WORK INSTRUCTIONS
Return each record shown below exactly, with none omitted.

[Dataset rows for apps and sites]
━━━

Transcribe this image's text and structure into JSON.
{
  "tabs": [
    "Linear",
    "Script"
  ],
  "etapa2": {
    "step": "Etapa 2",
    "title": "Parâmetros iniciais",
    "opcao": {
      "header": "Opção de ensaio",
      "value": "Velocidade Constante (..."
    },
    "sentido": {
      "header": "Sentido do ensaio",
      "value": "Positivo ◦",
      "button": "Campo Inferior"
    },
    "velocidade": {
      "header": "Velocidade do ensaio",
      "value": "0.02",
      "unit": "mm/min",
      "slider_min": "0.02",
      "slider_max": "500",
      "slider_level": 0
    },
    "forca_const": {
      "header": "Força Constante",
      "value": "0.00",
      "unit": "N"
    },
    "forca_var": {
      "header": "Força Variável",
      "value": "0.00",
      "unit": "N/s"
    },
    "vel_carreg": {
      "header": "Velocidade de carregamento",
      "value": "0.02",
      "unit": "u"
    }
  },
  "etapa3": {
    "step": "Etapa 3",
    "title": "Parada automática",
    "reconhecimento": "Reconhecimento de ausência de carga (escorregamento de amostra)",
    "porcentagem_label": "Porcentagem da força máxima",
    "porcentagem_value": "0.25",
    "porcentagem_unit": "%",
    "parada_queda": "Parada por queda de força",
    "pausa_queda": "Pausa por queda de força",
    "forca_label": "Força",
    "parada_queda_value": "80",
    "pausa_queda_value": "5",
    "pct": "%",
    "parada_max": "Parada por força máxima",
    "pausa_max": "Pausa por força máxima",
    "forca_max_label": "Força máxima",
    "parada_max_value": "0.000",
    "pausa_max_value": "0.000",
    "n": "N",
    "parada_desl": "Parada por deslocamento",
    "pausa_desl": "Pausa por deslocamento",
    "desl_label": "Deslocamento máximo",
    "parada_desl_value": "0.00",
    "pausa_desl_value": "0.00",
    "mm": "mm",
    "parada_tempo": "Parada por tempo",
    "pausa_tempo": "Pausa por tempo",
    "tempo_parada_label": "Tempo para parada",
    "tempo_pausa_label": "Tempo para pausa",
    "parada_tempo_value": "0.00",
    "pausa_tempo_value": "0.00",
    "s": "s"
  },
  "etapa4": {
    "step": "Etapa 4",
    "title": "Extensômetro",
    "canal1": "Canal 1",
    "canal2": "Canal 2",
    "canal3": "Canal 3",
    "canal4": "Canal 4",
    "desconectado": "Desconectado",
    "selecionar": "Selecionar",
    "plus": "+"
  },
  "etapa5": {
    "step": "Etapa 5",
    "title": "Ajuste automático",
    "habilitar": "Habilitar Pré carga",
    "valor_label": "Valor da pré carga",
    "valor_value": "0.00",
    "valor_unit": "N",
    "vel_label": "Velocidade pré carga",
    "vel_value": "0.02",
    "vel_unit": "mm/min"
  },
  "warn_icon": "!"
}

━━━

EXERCISE RESULT
Transcribe this image's text and structure into JSON.
{
  "tabs": [
    "Linear",
    "Script"
  ],
  "etapa2": {
    "step": "Etapa 2",
    "title": "Parâmetros iniciais",
    "opcao": {
      "header": "Opção de ensaio",
      "value": "Velocidade Constante (..."
    },
    "sentido": {
      "header": "Sentido do ensaio",
      "value": "Positivo ◦",
      "button": "Campo Inferior"
    },
    "velocidade": {
      "header": "Velocidade do ensaio",
      "value": "0.02",
      "unit": "mm/min",
      "slider_min": "0.02",
      "slider_max": "500",
      "slider_level": 0
    },
    "forca_const": {
      "header": "Força Constante",
      "value": "0.00",
      "unit": "N"
    },
    "forca_var": {
      "header": "Força Variável",
      "value": "0.00",
      "unit": "N/s"
    },
    "vel_carreg": {
      "header": "Velocidade de carregamento",
      "value": "0.02",
      "unit": "u"
    }
  },
  "etapa3": {
    "step": "Etapa 3",
    "title": "Parada automática",
    "reconhecimento": "Reconhecimento de ausência de carga (escorregamento de amostra)",
    "porcentagem_label": "Porcentagem da força máxima",
    "porcentagem_value": "0.25",
    "porcentagem_unit": "%",
    "parada_queda": "Parada por queda de força",
    "pausa_queda": "Pausa por queda de força",
    "forca_label": "Força",
    "parada_queda_value": "80",
    "pausa_queda_value": "5",
    "pct": "%",
    "parada_max": "Parada por força máxima",
    "pausa_max": "Pausa por força máxima",
    "forca_max_label": "Força máxima",
    "parada_max_value": "0.000",
    "pausa_max_value": "0.000",
    "n": "N",
    "parada_desl": "Parada por deslocamento",
    "pausa_desl": "Pausa por deslocamento",
    "desl_label": "Deslocamento máximo",
    "parada_desl_value": "0.00",
    "pausa_desl_value": "0.00",
    "mm": "mm",
    "parada_tempo": "Parada por tempo",
    "pausa_tempo": "Pausa por tempo",
    "tempo_parada_label": "Tempo para parada",
    "tempo_pausa_label": "Tempo para pausa",
    "parada_tempo_value": "0.00",
    "pausa_tempo_value": "0.00",
    "s": "s"
  },
  "etapa4": {
    "step": "Etapa 4",
    "title": "Extensômetro",
    "canal1": "Canal 1",
    "canal2": "Canal 2",
    "canal3": "Canal 3",
    "canal4": "Canal 4",
    "desconectado": "Desconectado",
    "selecionar": "Selecionar",
    "plus": "+"
  },
  "etapa5": {
    "step": "Etapa 5",
    "title": "Ajuste automático",
    "habilitar": "Habilitar Pré carga",
    "valor_label": "Valor da pré carga",
    "valor_value": "0.00",
    "valor_unit": "N",
    "vel_label": "Velocidade pré carga",
    "vel_value": "0.02",
    "vel_unit": "mm/min"
  },
  "warn_icon": "!"
}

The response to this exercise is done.